Without hypostatizing the idea to some otherworldly plane, Jung suggested our primordial behavior is informed by archetypal images. This is the difference between a psychological and a metaphysical, "spiritual," or religious approach and worldview.
Jung implied "Sooner or later all the dead become what we also are," but that we know little or nothing about that mode of being, and "what shall we still know of this earth after death?" Still, he felt, "The dissolution of our time-bound form in eternity brings no loss of meaning."
Reification is also called concretism, hypostatization, or the fallacy of ambiguity or misplaced concreteness. Abstraction (abstract belief, metaphysical or hypothetical construct) is treated as if it were a concrete, real event, or physical entity. The issues of reification are usually philosophical or ideological. This is the error of treating something which is not concrete, such as an idea, as a concrete thing. A common case of reification is the illogical confusion of a model with reality: "the map is not the territory." Reification can also be an "as if" figure of speech, and actually understood as such, rather than literalized.
Jung saw consciousness as "essentially the psyche's organ of perception, it is the eye and ear of the psyche." Even the scientific view is still infused with unconscious myths and symbols, as "all that comes into our heads proceeds from the unconscious." (ETH Lecture II, April 27, 1934, pg. 98). Jung identified 'Psyche' as the unknown that we simply name 'Psyche,' therefore ambiguity has to be enough for us.
We can't concretize our ancestors into mythical metaphors, metaphysical statements or entities, etiologies, causal explanations, or name tags. But we can free them of unconscious 'dead weight' that affects our lives profoundly. Our felt experiences of them are real events but they are perspectives toward events which shift our attitudes and experience of events."The unconscious can move in every possible direction, even in time it can go forward and backward, because it knows no space." (Jung, Visions Seminar, Vol. I.)
We also discover ourselves as imaginal beings through rich intuitive resonances, metaphor, and personification, without over-identification with our subject ancestors, without insisting the subjective must be objective, without egoic, foolish, idiosyncratic, or superstitious interpretations. "For the understanding of the unconscious we must see our thoughts as events, as phenomena. We must have perfect objectivity." (Jung, 1925 Seminar, Page 103)

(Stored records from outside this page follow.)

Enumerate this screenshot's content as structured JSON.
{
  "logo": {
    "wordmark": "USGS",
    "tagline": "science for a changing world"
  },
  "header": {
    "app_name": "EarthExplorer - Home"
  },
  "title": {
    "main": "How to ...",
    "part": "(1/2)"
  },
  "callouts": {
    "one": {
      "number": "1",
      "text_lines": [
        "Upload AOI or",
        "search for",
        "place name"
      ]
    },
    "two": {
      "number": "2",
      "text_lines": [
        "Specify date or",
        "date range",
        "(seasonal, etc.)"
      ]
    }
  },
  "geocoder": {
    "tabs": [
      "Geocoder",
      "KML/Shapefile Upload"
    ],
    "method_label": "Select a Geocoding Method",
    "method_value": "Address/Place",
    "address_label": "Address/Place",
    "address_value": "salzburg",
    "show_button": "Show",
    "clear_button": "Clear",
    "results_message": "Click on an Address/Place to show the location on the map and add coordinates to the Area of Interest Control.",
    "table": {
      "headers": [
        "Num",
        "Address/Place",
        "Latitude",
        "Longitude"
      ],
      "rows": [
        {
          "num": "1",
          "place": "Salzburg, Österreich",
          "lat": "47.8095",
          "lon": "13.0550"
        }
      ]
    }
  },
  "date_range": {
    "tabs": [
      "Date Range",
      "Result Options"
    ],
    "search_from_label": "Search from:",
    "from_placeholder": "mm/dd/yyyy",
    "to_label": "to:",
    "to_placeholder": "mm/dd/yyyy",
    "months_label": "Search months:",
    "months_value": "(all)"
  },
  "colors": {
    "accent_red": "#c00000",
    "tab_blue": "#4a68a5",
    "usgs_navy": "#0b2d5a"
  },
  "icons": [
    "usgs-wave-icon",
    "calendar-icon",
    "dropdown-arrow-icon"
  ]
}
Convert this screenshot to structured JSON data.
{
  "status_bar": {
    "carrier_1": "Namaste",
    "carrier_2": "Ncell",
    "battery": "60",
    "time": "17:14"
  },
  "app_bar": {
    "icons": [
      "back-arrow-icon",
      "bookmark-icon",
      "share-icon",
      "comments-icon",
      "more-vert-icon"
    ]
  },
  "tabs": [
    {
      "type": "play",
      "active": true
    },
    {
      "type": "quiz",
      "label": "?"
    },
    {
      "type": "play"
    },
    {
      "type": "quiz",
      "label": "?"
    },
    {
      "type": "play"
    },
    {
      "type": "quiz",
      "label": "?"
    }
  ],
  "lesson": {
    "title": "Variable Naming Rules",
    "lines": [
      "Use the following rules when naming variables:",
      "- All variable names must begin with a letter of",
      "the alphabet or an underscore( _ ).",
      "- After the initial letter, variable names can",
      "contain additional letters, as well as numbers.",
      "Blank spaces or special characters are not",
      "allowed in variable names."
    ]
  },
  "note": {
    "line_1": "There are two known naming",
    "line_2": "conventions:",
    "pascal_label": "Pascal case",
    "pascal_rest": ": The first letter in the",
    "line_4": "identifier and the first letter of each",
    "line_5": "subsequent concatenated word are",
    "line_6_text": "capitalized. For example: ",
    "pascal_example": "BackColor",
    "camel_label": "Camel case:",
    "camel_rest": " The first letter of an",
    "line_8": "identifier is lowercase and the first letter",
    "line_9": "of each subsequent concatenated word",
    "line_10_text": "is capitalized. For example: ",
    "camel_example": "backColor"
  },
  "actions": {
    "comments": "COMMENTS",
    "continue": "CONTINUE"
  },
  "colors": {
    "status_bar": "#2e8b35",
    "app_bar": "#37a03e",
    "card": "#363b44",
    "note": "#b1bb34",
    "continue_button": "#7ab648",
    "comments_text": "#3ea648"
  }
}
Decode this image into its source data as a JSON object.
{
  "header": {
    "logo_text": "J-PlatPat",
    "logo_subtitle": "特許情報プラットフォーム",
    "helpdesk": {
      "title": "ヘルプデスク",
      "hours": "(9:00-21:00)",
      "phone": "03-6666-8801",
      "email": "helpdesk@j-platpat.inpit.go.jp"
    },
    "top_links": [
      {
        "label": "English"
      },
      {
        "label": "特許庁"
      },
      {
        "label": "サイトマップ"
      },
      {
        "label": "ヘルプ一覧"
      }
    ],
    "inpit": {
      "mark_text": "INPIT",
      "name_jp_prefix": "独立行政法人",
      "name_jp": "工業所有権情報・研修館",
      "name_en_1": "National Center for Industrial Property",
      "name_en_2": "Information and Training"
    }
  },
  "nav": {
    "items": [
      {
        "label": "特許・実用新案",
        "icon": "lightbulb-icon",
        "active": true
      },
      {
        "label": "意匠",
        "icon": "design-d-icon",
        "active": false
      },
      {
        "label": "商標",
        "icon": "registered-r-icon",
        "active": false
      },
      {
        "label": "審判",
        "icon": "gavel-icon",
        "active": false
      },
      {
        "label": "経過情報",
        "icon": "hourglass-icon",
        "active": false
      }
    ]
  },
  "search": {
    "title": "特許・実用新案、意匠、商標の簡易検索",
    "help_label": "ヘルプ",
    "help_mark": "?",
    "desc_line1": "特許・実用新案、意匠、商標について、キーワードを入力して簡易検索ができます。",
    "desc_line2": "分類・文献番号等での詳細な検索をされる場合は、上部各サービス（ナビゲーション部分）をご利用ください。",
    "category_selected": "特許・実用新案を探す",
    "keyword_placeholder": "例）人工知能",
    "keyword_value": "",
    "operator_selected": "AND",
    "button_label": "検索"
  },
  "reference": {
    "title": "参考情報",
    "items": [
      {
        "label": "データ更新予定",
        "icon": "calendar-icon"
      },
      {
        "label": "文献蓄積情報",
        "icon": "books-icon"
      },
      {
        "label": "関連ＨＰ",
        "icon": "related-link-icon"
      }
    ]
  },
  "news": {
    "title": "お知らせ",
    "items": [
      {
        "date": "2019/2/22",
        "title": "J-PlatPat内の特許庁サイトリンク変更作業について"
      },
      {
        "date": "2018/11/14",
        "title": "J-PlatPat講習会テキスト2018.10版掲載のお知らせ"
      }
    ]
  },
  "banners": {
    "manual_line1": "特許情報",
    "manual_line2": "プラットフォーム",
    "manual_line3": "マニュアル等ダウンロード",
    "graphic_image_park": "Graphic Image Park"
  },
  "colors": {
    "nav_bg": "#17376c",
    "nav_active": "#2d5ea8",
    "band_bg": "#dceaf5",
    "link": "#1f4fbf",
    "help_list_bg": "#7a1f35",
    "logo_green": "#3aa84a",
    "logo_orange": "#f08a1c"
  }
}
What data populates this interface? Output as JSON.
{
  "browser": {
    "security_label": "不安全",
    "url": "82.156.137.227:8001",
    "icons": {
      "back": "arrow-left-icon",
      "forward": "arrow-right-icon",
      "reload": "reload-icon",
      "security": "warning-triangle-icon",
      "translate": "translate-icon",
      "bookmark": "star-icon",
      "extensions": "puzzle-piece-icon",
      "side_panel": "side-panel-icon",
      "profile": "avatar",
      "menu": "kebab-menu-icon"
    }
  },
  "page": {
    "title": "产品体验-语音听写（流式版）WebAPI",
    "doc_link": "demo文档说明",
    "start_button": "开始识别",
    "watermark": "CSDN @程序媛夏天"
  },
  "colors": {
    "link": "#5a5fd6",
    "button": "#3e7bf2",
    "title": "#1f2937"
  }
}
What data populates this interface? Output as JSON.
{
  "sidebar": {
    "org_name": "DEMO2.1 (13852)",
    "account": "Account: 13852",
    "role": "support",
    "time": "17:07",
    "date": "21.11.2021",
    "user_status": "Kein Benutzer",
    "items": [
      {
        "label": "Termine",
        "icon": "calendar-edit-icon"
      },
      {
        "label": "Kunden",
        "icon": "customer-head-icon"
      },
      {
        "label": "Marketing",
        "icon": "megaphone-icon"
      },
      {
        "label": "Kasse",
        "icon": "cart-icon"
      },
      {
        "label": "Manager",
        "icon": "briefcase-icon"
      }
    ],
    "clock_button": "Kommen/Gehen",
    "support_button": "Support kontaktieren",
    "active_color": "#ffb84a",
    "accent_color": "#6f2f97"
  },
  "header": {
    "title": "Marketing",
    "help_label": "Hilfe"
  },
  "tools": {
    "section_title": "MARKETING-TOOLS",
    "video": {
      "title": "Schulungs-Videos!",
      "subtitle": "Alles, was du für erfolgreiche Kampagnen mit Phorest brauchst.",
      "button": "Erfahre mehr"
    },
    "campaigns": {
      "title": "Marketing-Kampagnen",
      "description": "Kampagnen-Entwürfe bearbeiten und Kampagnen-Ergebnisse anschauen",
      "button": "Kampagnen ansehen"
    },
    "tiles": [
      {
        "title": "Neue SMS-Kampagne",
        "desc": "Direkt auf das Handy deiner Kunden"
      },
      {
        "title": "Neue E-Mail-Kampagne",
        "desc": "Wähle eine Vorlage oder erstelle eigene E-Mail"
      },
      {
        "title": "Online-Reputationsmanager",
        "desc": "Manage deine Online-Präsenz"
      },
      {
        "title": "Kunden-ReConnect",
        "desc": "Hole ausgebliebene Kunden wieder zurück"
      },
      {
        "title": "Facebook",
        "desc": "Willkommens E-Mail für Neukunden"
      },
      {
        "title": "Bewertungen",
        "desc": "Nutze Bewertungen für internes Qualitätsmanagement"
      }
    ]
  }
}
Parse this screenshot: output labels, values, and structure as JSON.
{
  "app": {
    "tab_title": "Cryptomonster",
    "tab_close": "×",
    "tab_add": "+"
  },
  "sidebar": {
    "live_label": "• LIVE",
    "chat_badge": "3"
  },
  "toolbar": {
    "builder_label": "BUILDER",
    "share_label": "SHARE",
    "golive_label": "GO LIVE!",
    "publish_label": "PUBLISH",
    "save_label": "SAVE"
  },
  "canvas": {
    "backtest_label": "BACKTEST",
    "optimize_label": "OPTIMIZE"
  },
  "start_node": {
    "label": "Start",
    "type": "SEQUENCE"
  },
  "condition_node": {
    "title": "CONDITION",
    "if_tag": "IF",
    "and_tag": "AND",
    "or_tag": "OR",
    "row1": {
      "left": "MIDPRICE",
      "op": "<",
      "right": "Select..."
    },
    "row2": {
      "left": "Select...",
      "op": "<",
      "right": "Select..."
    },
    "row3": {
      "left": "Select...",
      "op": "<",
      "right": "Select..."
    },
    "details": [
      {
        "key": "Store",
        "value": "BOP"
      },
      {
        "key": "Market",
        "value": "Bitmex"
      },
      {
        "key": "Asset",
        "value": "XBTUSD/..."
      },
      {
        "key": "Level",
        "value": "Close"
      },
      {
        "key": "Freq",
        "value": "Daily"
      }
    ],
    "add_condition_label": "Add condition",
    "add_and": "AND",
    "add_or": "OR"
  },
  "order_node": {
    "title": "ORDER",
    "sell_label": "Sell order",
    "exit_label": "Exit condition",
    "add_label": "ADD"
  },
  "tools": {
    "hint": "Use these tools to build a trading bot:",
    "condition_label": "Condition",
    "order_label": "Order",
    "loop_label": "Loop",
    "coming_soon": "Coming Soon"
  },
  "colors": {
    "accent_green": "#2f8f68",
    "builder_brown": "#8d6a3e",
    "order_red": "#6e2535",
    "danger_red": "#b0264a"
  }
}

Our ancestors may make what happens intelligible, but they don't 'happen' themselves. They reveal archetypal themes in history and the myth in the mess of ordinary lives. The mythic stories we embody in our own wounds are informed by all the figures in our Tree, not only the ones we believe most represent us.
Life is Short; Death is Sure
In the last analysis every life is the realization of a whole, that is, of a self, for which reason this realization can also be called "individuation." All life is bound to individual carriers who realize it, and it is simply inconceivable without them.
But every carrier is charged with an individual destiny and destination, and the realization of these alone makes sense of life. (Jung, Psychology and Alchemy, Page 222)
It is the mourning of the dead in me, which precedes burial and rebirth. The rain is the fructifying of the earth, it begets the new wheat, the young, germinating God. (Jung, Liber Novus, Page 243.)
Our poetic approach is echoed by Csikszentmihalyi: “the poet’s responsibility to be a witness, a recorder of experience, is part of the broader responsibility we all have for keeping the universe ordered through our consciousness.”
This is the burden everybody has to carry:
to live the life we have got to live.
~Carl Jung, Letters Vol. II, Pages 515-516